* GOAL OF THE EXERCISE *
Search the records below for the string "icon", and report each line that contains it.

* RECORDS FOR THE TASK *

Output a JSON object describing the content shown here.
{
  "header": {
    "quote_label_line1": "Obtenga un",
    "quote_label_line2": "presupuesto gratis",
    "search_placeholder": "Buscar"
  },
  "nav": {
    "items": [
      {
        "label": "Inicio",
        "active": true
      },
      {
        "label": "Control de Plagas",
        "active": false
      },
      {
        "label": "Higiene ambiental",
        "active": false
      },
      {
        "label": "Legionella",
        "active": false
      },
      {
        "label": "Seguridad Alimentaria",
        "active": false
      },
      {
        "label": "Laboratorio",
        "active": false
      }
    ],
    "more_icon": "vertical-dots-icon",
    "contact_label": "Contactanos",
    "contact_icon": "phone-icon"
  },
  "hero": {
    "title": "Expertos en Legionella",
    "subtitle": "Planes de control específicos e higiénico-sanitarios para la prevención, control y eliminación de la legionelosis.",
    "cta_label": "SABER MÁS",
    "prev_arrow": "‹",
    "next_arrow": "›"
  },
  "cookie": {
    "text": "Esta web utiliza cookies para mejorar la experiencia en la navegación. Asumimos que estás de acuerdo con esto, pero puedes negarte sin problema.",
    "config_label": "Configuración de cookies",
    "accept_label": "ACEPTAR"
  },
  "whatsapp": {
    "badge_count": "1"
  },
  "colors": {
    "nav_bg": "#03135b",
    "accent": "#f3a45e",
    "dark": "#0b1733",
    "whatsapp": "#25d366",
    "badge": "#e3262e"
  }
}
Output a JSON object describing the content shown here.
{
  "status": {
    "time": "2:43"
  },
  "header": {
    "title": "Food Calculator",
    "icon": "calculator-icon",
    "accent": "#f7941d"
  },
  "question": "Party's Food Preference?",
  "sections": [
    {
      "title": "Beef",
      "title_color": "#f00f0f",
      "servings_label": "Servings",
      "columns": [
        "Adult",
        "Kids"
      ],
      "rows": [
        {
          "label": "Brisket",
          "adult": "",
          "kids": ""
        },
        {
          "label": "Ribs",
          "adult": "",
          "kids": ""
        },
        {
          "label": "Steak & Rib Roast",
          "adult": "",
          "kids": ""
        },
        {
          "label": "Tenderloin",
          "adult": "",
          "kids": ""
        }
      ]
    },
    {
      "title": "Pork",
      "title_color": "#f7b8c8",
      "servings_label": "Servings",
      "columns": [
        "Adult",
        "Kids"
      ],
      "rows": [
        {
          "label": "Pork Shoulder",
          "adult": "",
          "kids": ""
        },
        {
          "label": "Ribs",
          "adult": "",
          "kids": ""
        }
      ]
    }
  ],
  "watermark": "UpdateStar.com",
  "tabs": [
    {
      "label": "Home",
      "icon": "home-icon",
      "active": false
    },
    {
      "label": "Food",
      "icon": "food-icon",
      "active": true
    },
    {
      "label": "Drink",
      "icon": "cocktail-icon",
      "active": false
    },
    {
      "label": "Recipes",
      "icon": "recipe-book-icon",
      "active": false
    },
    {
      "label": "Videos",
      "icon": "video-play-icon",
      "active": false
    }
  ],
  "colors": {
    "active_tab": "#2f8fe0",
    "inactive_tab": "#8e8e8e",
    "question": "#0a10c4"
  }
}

* SOLUTION FOR THIS EXERCISE *
    "more_icon": "vertical-dots-icon",
    "contact_icon": "phone-icon"
    "icon": "calculator-icon",
      "icon": "home-icon",
      "icon": "food-icon",
      "icon": "cocktail-icon",
      "icon": "recipe-book-icon",
      "icon": "video-play-icon",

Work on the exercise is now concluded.